How tasty is plant-based turkey?
The increase in offerings of plant-based alternatives may attract new customers this Christmas. However, there is no guarantee these choices will be repeated next Christmas unless the products are tasty and can contend with traditional turkey. So far, many plant-based turkeys have had a lukewarm reception, with consumers criticising them on their taste and texture and some reviews of plant-based turkey products calling them unpleasant. The reason for this is due to companies choosing to expand their product offerings and increase production capabilities to capture new customer demand, rather than investing in product reformulation.
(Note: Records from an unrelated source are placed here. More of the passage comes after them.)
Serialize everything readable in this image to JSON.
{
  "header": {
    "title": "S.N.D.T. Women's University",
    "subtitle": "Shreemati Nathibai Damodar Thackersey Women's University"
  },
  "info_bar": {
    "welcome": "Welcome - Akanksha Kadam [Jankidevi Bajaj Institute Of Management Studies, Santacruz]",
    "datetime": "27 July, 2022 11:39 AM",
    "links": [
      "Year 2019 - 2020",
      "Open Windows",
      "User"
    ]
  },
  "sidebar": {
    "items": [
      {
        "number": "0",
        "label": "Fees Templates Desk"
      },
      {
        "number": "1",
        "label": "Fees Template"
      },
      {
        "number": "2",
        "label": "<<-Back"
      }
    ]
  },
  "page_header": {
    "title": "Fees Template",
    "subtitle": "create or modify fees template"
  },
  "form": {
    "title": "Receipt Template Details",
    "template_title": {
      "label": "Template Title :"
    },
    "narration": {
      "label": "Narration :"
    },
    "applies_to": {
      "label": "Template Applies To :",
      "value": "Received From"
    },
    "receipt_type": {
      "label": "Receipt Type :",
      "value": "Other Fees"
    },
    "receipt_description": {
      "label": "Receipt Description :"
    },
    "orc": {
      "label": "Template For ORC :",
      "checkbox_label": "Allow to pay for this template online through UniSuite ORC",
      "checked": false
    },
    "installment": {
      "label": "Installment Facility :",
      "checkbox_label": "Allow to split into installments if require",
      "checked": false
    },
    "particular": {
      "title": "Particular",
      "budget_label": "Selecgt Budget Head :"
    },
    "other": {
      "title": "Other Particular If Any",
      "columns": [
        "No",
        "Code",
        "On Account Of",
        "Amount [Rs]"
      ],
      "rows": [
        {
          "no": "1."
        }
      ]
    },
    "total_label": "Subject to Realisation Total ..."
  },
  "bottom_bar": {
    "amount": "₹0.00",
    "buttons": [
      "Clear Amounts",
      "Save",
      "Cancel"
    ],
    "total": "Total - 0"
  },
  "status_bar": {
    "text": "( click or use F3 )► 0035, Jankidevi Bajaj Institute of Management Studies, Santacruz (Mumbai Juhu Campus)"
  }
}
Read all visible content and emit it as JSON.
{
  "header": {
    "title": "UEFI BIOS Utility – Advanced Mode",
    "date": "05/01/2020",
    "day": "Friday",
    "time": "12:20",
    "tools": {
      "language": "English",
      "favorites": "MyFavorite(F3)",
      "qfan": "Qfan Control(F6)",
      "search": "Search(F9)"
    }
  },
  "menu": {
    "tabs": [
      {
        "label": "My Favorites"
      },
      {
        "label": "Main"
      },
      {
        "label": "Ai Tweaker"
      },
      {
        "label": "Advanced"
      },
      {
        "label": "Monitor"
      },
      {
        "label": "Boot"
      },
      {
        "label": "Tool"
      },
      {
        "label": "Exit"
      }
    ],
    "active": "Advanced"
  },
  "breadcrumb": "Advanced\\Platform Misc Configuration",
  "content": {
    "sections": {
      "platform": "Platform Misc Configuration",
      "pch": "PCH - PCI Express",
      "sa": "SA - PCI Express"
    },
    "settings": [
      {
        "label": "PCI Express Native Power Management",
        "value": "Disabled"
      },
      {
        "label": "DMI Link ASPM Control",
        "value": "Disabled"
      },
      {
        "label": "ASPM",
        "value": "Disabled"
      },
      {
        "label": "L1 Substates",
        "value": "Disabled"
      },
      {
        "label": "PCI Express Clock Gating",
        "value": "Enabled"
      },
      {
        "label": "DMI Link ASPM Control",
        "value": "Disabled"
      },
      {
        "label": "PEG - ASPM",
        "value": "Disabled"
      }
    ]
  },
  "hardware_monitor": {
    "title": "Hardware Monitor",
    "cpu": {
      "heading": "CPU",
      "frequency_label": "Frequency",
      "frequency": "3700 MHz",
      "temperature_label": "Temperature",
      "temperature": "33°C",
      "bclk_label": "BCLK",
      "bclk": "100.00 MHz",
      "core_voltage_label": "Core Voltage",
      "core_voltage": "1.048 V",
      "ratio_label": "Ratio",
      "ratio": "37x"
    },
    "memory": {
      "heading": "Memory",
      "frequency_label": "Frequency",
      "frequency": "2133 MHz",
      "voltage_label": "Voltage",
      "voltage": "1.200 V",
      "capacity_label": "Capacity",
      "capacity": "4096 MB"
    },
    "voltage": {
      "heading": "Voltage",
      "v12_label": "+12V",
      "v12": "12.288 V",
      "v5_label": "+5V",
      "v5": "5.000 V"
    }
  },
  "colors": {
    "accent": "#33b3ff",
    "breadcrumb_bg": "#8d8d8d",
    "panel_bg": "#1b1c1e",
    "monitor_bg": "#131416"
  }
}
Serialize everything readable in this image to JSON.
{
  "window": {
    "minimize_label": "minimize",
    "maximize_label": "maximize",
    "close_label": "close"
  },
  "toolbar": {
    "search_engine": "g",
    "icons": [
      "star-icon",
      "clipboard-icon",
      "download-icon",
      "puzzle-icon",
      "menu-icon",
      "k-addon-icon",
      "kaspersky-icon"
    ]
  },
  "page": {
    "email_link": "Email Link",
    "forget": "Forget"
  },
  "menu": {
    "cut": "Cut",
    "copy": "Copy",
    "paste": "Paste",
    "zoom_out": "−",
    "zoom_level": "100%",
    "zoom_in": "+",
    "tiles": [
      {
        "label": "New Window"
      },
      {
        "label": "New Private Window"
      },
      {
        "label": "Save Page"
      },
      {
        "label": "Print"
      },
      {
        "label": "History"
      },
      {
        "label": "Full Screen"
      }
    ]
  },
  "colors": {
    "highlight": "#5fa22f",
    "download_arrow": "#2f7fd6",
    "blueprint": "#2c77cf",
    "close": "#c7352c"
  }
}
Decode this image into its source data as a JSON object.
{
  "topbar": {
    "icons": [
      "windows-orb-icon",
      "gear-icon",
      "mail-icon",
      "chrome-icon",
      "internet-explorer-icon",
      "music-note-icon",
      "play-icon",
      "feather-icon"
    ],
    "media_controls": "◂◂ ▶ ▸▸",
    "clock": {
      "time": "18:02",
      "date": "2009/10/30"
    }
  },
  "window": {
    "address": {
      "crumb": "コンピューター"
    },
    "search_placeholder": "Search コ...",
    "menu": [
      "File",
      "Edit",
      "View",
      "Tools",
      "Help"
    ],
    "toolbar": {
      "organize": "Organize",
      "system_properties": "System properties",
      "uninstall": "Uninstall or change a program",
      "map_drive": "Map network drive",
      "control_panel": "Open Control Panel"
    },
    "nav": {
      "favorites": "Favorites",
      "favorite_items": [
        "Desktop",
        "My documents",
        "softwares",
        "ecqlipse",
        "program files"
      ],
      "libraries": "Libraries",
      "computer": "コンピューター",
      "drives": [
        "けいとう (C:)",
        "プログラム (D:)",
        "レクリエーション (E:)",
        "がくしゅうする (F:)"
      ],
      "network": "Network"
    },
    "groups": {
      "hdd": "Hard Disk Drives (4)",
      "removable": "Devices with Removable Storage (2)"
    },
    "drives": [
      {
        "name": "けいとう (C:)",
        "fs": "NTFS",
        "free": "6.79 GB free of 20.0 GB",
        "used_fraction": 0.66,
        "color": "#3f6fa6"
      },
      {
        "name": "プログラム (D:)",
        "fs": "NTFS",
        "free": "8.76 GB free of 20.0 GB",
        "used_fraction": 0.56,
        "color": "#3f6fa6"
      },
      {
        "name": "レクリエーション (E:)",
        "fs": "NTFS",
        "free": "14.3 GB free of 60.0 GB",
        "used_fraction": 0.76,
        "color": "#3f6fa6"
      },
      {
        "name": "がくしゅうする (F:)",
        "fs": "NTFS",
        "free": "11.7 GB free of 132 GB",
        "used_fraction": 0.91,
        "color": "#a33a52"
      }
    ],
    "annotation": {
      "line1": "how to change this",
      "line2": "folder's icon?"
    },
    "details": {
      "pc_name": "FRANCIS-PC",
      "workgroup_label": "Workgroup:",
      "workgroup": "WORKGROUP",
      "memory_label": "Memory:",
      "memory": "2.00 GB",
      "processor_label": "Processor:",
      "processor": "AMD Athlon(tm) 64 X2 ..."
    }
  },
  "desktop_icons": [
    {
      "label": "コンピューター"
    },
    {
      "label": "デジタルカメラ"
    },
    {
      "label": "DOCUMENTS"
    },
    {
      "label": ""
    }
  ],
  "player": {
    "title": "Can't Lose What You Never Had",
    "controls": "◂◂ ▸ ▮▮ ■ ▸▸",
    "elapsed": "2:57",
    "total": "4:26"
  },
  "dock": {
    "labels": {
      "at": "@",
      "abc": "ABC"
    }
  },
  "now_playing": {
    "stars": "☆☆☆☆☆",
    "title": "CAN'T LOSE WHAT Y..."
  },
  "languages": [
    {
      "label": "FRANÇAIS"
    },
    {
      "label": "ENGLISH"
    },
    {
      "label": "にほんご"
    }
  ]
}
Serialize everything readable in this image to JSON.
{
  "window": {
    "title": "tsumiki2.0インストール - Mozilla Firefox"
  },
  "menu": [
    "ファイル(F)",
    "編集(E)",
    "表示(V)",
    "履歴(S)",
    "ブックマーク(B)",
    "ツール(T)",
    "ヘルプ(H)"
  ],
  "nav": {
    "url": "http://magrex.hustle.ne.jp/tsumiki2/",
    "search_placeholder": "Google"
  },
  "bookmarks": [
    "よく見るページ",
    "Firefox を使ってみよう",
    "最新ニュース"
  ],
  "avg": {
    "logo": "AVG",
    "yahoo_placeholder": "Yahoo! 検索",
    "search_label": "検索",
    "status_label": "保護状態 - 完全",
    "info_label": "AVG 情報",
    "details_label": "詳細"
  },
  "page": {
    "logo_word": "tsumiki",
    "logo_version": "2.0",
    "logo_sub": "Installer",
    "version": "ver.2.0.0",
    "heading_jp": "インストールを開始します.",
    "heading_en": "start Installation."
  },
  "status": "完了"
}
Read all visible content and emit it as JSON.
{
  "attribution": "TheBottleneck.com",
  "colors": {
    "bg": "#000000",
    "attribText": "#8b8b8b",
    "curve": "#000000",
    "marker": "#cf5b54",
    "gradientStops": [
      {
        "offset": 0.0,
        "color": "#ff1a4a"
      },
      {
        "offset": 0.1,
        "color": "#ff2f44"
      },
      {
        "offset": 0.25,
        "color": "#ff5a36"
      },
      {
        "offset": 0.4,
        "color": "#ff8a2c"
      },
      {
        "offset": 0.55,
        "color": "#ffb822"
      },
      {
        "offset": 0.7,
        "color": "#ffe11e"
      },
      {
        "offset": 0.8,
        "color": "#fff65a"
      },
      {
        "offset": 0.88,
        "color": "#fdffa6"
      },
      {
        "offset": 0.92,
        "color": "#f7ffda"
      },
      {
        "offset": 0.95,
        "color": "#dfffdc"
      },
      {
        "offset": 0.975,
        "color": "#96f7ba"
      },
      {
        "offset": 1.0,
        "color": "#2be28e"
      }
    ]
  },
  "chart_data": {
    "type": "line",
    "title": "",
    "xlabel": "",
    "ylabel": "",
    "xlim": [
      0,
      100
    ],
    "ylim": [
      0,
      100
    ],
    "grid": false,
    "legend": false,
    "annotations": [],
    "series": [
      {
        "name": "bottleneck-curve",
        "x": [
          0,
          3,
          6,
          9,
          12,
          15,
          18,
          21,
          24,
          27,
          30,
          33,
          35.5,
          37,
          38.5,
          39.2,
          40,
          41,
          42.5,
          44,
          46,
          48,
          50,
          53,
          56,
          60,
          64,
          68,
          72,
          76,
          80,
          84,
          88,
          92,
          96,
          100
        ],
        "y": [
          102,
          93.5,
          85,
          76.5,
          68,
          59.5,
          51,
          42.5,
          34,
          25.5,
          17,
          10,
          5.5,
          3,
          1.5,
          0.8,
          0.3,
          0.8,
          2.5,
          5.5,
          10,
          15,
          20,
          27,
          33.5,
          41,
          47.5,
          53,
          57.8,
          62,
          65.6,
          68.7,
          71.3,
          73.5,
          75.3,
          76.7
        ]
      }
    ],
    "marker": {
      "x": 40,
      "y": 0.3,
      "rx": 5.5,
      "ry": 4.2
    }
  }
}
Unlike other plant-based products, such as sausages and burgers, plant-based turkey does not mimic the fibrous muscle or taste of the real bird. In an interview, Mitchell Scott, co-founder of The Very Good Food Company Inc., confessed: “we are not at the stage where plant-based turkey will be the same as turkey”.
The cost of turkey this Christmas may be off-putting for some consumers and thus it provides a great opportunity for plant-based products to be tried by a wider range of consumers. As climate change continues to affect crop harvests and the impact of Covid-19 lingers, plant-based producers should seize the opportunity to reformulate their products to provide some delicious and nutritious plant-based offerings that can truly rival traditional turkey. However, as it currently stands, few plant-based products are up to the taste test and therefore it may be unlikely that most flexitarians will be reaching for plant-based turkey next Christmas, even if it is the cheaper choice; after all Christmas is a time for indulgence.